Such was his impact that within a year he was selected for the Scottish League to play against the League of Ireland, the youngest player on the field, alongside hallowed names like Willie Bauld, Dave Mackay and Eric Caldow. Shortly after, leading football writer John Rafferty commented in an article,“ He has such ball control, speed and acceleration, grace of movement that it makes him an aristocrat among young players.”
With form like that it was no surprise he earned three full caps in 1960 against Hungary, Turkey and Wales with him marking his emotion laden debut with a goal in a draw in Budapest’s iconic Nepsatadion in front of 90,000.
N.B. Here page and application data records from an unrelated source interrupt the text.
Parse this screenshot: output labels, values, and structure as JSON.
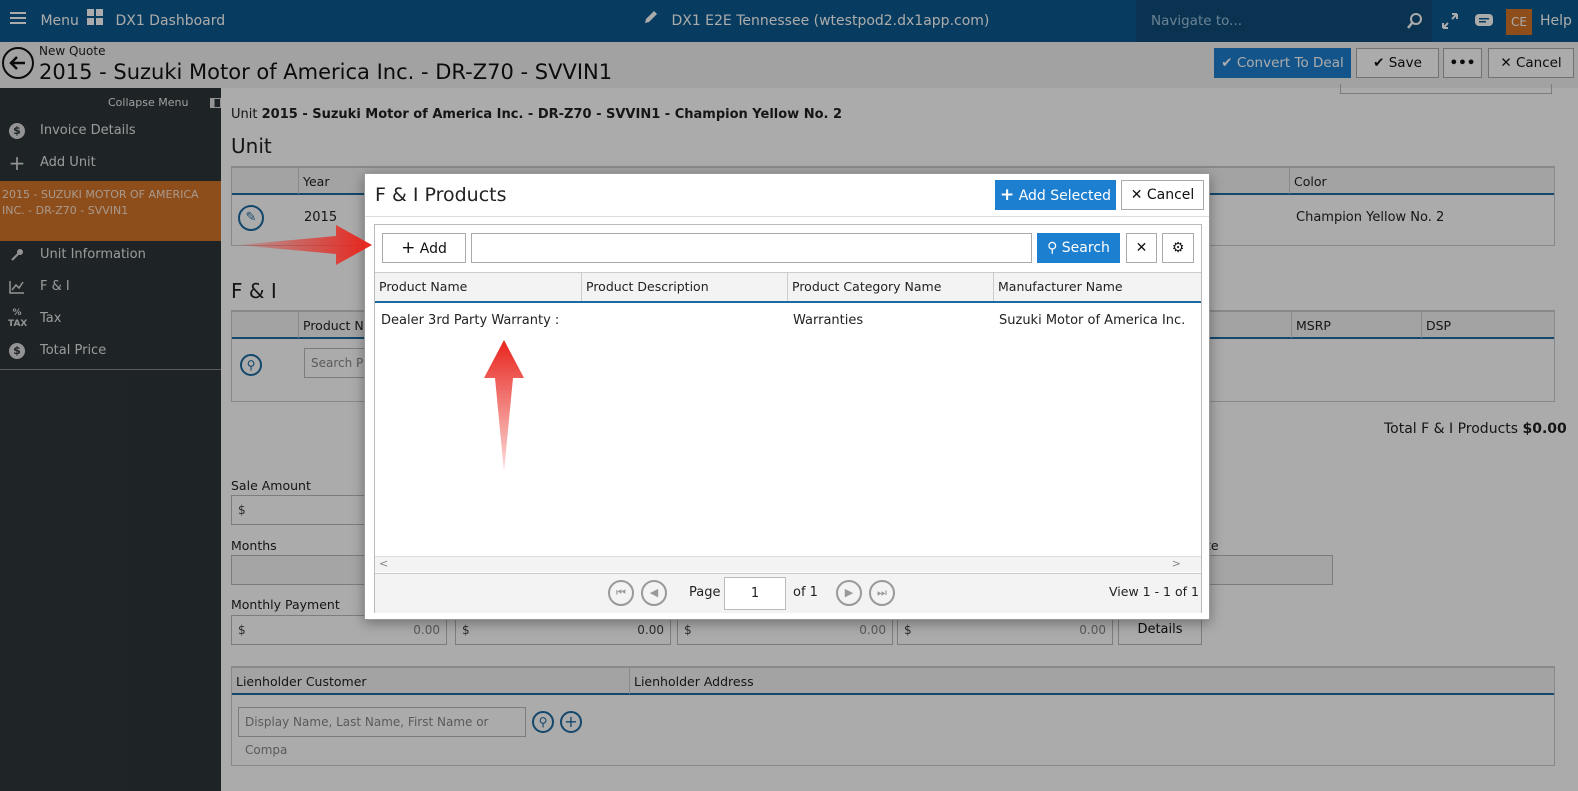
{
  "topbar": {
    "menu_label": "Menu",
    "dashboard_label": "DX1 Dashboard",
    "environment": "DX1 E2E Tennessee (wtestpod2.dx1app.com)",
    "navigate_placeholder": "Navigate to...",
    "avatar_initials": "CE",
    "help_label": "Help"
  },
  "titlebar": {
    "subtitle": "New Quote",
    "title": "2015 - Suzuki Motor of America Inc. - DR-Z70 - SVVIN1",
    "convert_label": "Convert To Deal",
    "save_label": "Save",
    "more_label": "•••",
    "cancel_label": "Cancel"
  },
  "sidebar": {
    "collapse_label": "Collapse Menu",
    "items": [
      {
        "label": "Invoice Details",
        "icon": "dollar-circle-icon"
      },
      {
        "label": "Add Unit",
        "icon": "plus-icon"
      },
      {
        "label": "2015 - SUZUKI MOTOR OF AMERICA INC. - DR-Z70 - SVVIN1",
        "active": true
      },
      {
        "label": "Unit Information",
        "icon": "key-icon"
      },
      {
        "label": "F & I",
        "icon": "chart-icon"
      },
      {
        "label": "Tax",
        "icon": "tax-icon"
      },
      {
        "label": "Total Price",
        "icon": "dollar-circle-icon"
      }
    ],
    "active_color": "#d4752a"
  },
  "main": {
    "unit_prefix": "Unit",
    "unit_line": "2015 - Suzuki Motor of America Inc. - DR-Z70 - SVVIN1 - Champion Yellow No. 2",
    "unit_heading": "Unit",
    "unit_grid": {
      "year_header": "Year",
      "color_header": "Color",
      "year_value": "2015",
      "color_value": "Champion Yellow No. 2"
    },
    "fi_heading": "F & I",
    "fi_grid": {
      "product_header": "Product Na",
      "msrp_header": "MSRP",
      "dsp_header": "DSP",
      "search_placeholder": "Search Pr"
    },
    "total_fi_label": "Total F & I Products",
    "total_fi_value": "$0.00",
    "sale_amount_label": "Sale Amount",
    "dollar_sign": "$",
    "months_label": "Months",
    "rate_label_fragment": "te",
    "monthly_payment_label": "Monthly Payment",
    "payments": [
      "0.00",
      "0.00",
      "0.00",
      "0.00"
    ],
    "details_label": "Details",
    "lien_grid": {
      "customer_header": "Lienholder Customer",
      "address_header": "Lienholder Address",
      "search_placeholder": "Display Name, Last Name, First Name or Compa"
    }
  },
  "modal": {
    "title": "F & I Products",
    "add_selected_label": "Add Selected",
    "cancel_label": "Cancel",
    "add_label": "Add",
    "search_label": "Search",
    "search_value": "",
    "columns": [
      "Product Name",
      "Product Description",
      "Product Category Name",
      "Manufacturer Name"
    ],
    "rows": [
      {
        "product_name": "Dealer 3rd Party Warranty :",
        "product_description": "",
        "category": "Warranties",
        "manufacturer": "Suzuki Motor of America Inc."
      }
    ],
    "pager": {
      "page_label": "Page",
      "page_value": "1",
      "of_label": "of 1",
      "view_label": "View 1 - 1 of 1"
    }
  },
  "colors": {
    "topbar": "#0b5a8f",
    "primary_button": "#1d7fcf",
    "annotation_arrow": "#e8241c"
  }
}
Domestically Motherwell earned rave reviews for outstanding wins in friendlies against top notch opposition with Billy well to the fore. First were Leeds, then Djurgardens of Sweden, Winterthur of Switzerland, Gothenburg of Sweden, Athletic Bilbao of Spain, Flamengo who shortly before had beaten Manchester United 5-0 and finally Brazilians Bahia.
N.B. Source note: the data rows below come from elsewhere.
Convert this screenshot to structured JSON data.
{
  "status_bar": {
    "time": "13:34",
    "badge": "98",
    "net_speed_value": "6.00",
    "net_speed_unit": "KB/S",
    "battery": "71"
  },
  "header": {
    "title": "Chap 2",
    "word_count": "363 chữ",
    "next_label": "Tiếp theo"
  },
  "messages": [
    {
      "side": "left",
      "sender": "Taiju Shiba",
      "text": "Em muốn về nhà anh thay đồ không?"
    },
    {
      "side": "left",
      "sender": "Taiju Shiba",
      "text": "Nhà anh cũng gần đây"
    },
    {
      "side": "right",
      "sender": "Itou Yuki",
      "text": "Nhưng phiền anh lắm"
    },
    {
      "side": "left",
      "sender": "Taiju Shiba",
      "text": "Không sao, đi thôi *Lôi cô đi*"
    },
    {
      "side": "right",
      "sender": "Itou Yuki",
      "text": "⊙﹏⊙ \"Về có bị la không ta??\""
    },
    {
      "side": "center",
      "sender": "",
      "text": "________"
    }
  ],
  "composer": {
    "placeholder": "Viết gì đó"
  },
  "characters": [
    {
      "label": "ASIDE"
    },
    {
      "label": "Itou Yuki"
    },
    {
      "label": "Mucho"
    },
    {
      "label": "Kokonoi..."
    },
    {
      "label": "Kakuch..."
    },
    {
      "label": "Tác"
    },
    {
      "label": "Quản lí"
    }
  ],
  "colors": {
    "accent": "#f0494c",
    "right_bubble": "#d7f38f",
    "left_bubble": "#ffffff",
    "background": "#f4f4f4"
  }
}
In 1962 Billy began a run of ill fortune with injuries, sustaining repeated serious fractures of the same forearm necessitating bone grafts from his tibia and hip, which caused him to lose almost two seasons. The tibia graft weakened his ankle, despite which he resumed playing at the top level domestically and was in the Motherwell team that won the Summer Cup in 1965. But there was to be no return to international football.
The Ancell era had come to an end and in 1967 he joined Detroit Cougars for a season before transferring to boyhood favourites Hibs for just over two seasons, playing only thirteen games. He then went to South Africa where he spent three seasons, initially with Hellenic where George Eastham was player/manager and then Cape Town City alongside old friend St.John.
Next port of call was Portsmouth as assistant manager to St. John for three seasons followed by a brief spell as Queen of the South manager in 1978 and thereafter a spell as manager of Inverness Caley in the Highland League.
After completion of a Business Studies course he worked as an Independent Financial Adviser in Edinburgh with several companies and for a while undertook scouting for Spurs among others.
In 1964 at Canongate Kirk he married Rona Tait with whom he enjoyed a long happy marriage during which they had Jacqueline. Rona was a shorthand typist and later worked in administration.
A prolific writer and keen poet with a vivid imagination, Billy completed four books with a £10,000 plus donation going to St.Columba’s Hospice. The first concerned his and Rona’s walk along the Southern Upland Way and others were the football themed ‘We Are the Champions’ and ‘Look Back in Amber,’ in addition to ‘The Wee World.’ He also contributed poems for books published in support of Football Memories. Other interests included working his family allotment and music, which he found therapeutic. He enjoyed singing Sinatra while strumming a guitar and jam sessions with grandson Cameron.
On his death, Motherwell’s website referred to him as “perhaps the most complete player ever to pull our famous colours over his head,” a wonderful accolade. He was also a marvellous multi dimensional human being warmly remembered by all.
He is survived by his wife, daughter, son in law Robbie and grandson.